■ Your instructions
Would you retype the listing below word for word, without any of its pictures?

■ Data for this exercise
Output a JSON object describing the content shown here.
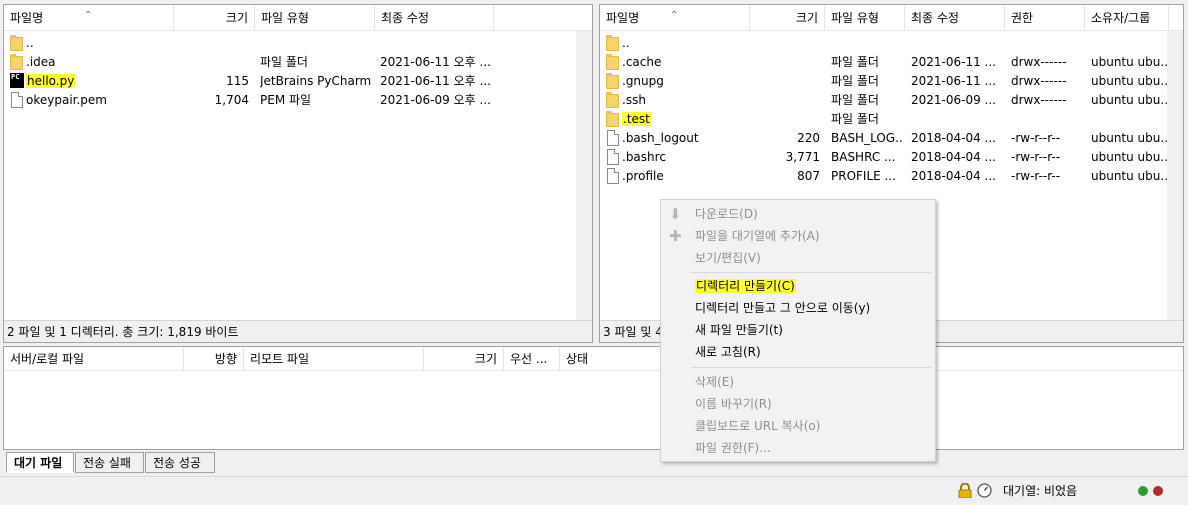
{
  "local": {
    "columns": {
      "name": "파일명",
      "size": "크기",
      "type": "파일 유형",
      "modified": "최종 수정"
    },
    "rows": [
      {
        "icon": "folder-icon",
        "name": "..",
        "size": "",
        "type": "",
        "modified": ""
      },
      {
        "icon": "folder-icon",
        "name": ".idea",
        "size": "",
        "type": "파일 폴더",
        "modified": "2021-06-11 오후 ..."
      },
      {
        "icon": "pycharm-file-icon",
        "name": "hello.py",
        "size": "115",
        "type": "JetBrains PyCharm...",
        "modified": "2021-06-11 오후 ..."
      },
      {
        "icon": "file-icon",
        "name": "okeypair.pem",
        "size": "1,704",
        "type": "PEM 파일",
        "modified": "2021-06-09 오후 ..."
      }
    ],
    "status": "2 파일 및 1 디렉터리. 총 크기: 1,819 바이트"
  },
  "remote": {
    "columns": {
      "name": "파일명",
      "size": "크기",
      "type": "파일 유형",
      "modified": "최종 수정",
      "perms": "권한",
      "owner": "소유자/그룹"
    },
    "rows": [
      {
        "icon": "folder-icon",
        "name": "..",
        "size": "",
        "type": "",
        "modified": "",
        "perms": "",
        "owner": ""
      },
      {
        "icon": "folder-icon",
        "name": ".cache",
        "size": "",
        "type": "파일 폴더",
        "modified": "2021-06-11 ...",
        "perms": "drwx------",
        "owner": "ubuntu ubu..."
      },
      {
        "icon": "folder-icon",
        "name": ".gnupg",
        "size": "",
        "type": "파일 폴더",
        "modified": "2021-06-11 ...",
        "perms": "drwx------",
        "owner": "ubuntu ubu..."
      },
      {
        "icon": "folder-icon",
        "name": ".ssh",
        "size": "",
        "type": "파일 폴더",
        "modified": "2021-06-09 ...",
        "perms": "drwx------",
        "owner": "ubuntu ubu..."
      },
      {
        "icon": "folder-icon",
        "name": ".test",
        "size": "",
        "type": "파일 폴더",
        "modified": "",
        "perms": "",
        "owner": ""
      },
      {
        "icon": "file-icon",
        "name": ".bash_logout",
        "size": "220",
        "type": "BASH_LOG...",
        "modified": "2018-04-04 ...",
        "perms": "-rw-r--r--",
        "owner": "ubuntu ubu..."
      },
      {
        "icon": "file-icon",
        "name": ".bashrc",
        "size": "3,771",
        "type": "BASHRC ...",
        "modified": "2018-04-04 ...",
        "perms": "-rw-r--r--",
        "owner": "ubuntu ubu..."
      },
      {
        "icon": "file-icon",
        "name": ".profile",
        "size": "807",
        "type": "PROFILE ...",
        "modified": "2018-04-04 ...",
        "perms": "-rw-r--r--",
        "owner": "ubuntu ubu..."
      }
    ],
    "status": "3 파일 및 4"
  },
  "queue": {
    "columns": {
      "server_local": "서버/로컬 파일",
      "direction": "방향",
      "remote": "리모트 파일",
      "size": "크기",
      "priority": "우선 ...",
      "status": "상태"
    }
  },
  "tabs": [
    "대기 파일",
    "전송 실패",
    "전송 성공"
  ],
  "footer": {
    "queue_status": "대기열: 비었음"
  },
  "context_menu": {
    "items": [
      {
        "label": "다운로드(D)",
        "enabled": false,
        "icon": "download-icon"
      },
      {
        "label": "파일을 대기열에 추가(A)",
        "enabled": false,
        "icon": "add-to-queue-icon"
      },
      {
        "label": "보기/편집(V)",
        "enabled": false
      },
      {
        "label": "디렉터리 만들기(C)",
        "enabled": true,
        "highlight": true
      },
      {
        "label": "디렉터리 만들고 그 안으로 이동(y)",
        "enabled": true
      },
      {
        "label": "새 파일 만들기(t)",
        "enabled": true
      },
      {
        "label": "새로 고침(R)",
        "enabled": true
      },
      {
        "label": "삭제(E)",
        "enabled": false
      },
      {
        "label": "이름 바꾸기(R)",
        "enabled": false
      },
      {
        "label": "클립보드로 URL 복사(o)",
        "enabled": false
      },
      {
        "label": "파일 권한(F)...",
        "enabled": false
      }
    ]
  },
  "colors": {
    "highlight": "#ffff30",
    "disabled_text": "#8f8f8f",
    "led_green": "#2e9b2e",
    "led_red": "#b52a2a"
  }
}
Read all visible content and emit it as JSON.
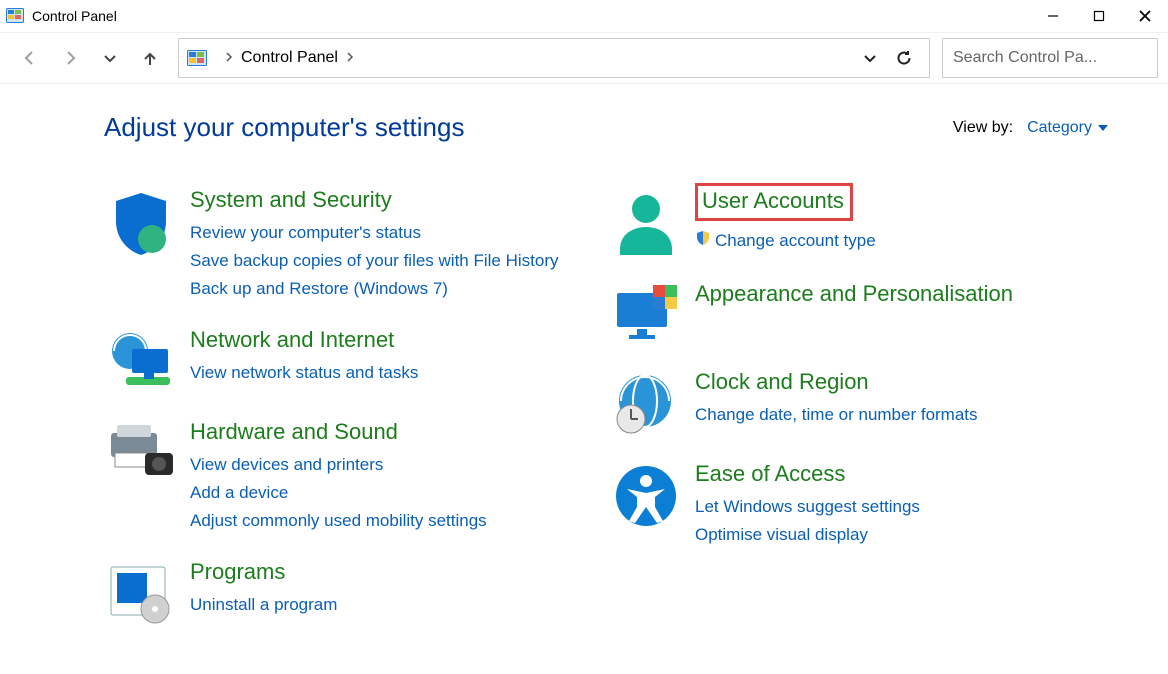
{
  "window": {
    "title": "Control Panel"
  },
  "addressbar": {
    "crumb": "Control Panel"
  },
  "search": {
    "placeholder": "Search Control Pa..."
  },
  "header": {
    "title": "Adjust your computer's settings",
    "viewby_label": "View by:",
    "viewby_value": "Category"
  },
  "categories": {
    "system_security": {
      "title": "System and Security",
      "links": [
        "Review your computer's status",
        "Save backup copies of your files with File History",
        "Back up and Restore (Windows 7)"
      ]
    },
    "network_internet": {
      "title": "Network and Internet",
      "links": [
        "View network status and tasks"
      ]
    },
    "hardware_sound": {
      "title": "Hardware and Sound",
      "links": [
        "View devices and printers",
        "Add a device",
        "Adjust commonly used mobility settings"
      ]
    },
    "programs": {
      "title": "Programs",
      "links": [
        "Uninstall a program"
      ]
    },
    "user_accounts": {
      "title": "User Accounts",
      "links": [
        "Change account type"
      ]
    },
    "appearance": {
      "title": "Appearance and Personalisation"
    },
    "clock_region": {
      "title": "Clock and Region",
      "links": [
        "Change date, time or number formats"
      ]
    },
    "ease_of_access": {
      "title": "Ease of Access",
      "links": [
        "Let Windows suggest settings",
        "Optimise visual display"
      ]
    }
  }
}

■ Response to this exercise
Output a JSON object describing the content shown here.
{
  "local": {
    "columns": {
      "name": "파일명",
      "size": "크기",
      "type": "파일 유형",
      "modified": "최종 수정"
    },
    "rows": [
      {
        "icon": "folder-icon",
        "name": "..",
        "size": "",
        "type": "",
        "modified": ""
      },
      {
        "icon": "folder-icon",
        "name": ".idea",
        "size": "",
        "type": "파일 폴더",
        "modified": "2021-06-11 오후 ..."
      },
      {
        "icon": "pycharm-file-icon",
        "name": "hello.py",
        "size": "115",
        "type": "JetBrains PyCharm...",
        "modified": "2021-06-11 오후 ..."
      },
      {
        "icon": "file-icon",
        "name": "okeypair.pem",
        "size": "1,704",
        "type": "PEM 파일",
        "modified": "2021-06-09 오후 ..."
      }
    ],
    "status": "2 파일 및 1 디렉터리. 총 크기: 1,819 바이트"
  },
  "remote": {
    "columns": {
      "name": "파일명",
      "size": "크기",
      "type": "파일 유형",
      "modified": "최종 수정",
      "perms": "권한",
      "owner": "소유자/그룹"
    },
    "rows": [
      {
        "icon": "folder-icon",
        "name": "..",
        "size": "",
        "type": "",
        "modified": "",
        "perms": "",
        "owner": ""
      },
      {
        "icon": "folder-icon",
        "name": ".cache",
        "size": "",
        "type": "파일 폴더",
        "modified": "2021-06-11 ...",
        "perms": "drwx------",
        "owner": "ubuntu ubu..."
      },
      {
        "icon": "folder-icon",
        "name": ".gnupg",
        "size": "",
        "type": "파일 폴더",
        "modified": "2021-06-11 ...",
        "perms": "drwx------",
        "owner": "ubuntu ubu..."
      },
      {
        "icon": "folder-icon",
        "name": ".ssh",
        "size": "",
        "type": "파일 폴더",
        "modified": "2021-06-09 ...",
        "perms": "drwx------",
        "owner": "ubuntu ubu..."
      },
      {
        "icon": "folder-icon",
        "name": ".test",
        "size": "",
        "type": "파일 폴더",
        "modified": "",
        "perms": "",
        "owner": ""
      },
      {
        "icon": "file-icon",
        "name": ".bash_logout",
        "size": "220",
        "type": "BASH_LOG...",
        "modified": "2018-04-04 ...",
        "perms": "-rw-r--r--",
        "owner": "ubuntu ubu..."
      },
      {
        "icon": "file-icon",
        "name": ".bashrc",
        "size": "3,771",
        "type": "BASHRC ...",
        "modified": "2018-04-04 ...",
        "perms": "-rw-r--r--",
        "owner": "ubuntu ubu..."
      },
      {
        "icon": "file-icon",
        "name": ".profile",
        "size": "807",
        "type": "PROFILE ...",
        "modified": "2018-04-04 ...",
        "perms": "-rw-r--r--",
        "owner": "ubuntu ubu..."
      }
    ],
    "status": "3 파일 및 4"
  },
  "queue": {
    "columns": {
      "server_local": "서버/로컬 파일",
      "direction": "방향",
      "remote": "리모트 파일",
      "size": "크기",
      "priority": "우선 ...",
      "status": "상태"
    }
  },
  "tabs": [
    "대기 파일",
    "전송 실패",
    "전송 성공"
  ],
  "footer": {
    "queue_status": "대기열: 비었음"
  },
  "context_menu": {
    "items": [
      {
        "label": "다운로드(D)",
        "enabled": false,
        "icon": "download-icon"
      },
      {
        "label": "파일을 대기열에 추가(A)",
        "enabled": false,
        "icon": "add-to-queue-icon"
      },
      {
        "label": "보기/편집(V)",
        "enabled": false
      },
      {
        "label": "디렉터리 만들기(C)",
        "enabled": true,
        "highlight": true
      },
      {
        "label": "디렉터리 만들고 그 안으로 이동(y)",
        "enabled": true
      },
      {
        "label": "새 파일 만들기(t)",
        "enabled": true
      },
      {
        "label": "새로 고침(R)",
        "enabled": true
      },
      {
        "label": "삭제(E)",
        "enabled": false
      },
      {
        "label": "이름 바꾸기(R)",
        "enabled": false
      },
      {
        "label": "클립보드로 URL 복사(o)",
        "enabled": false
      },
      {
        "label": "파일 권한(F)...",
        "enabled": false
      }
    ]
  },
  "colors": {
    "highlight": "#ffff30",
    "disabled_text": "#8f8f8f",
    "led_green": "#2e9b2e",
    "led_red": "#b52a2a"
  }
}
Read all visible content and emit it as JSON.
{
  "window": {
    "title": "Control Panel"
  },
  "addressbar": {
    "crumb": "Control Panel"
  },
  "search": {
    "placeholder": "Search Control Pa..."
  },
  "header": {
    "title": "Adjust your computer's settings",
    "viewby_label": "View by:",
    "viewby_value": "Category"
  },
  "categories": {
    "system_security": {
      "title": "System and Security",
      "links": [
        "Review your computer's status",
        "Save backup copies of your files with File History",
        "Back up and Restore (Windows 7)"
      ]
    },
    "network_internet": {
      "title": "Network and Internet",
      "links": [
        "View network status and tasks"
      ]
    },
    "hardware_sound": {
      "title": "Hardware and Sound",
      "links": [
        "View devices and printers",
        "Add a device",
        "Adjust commonly used mobility settings"
      ]
    },
    "programs": {
      "title": "Programs",
      "links": [
        "Uninstall a program"
      ]
    },
    "user_accounts": {
      "title": "User Accounts",
      "links": [
        "Change account type"
      ]
    },
    "appearance": {
      "title": "Appearance and Personalisation"
    },
    "clock_region": {
      "title": "Clock and Region",
      "links": [
        "Change date, time or number formats"
      ]
    },
    "ease_of_access": {
      "title": "Ease of Access",
      "links": [
        "Let Windows suggest settings",
        "Optimise visual display"
      ]
    }
  }
}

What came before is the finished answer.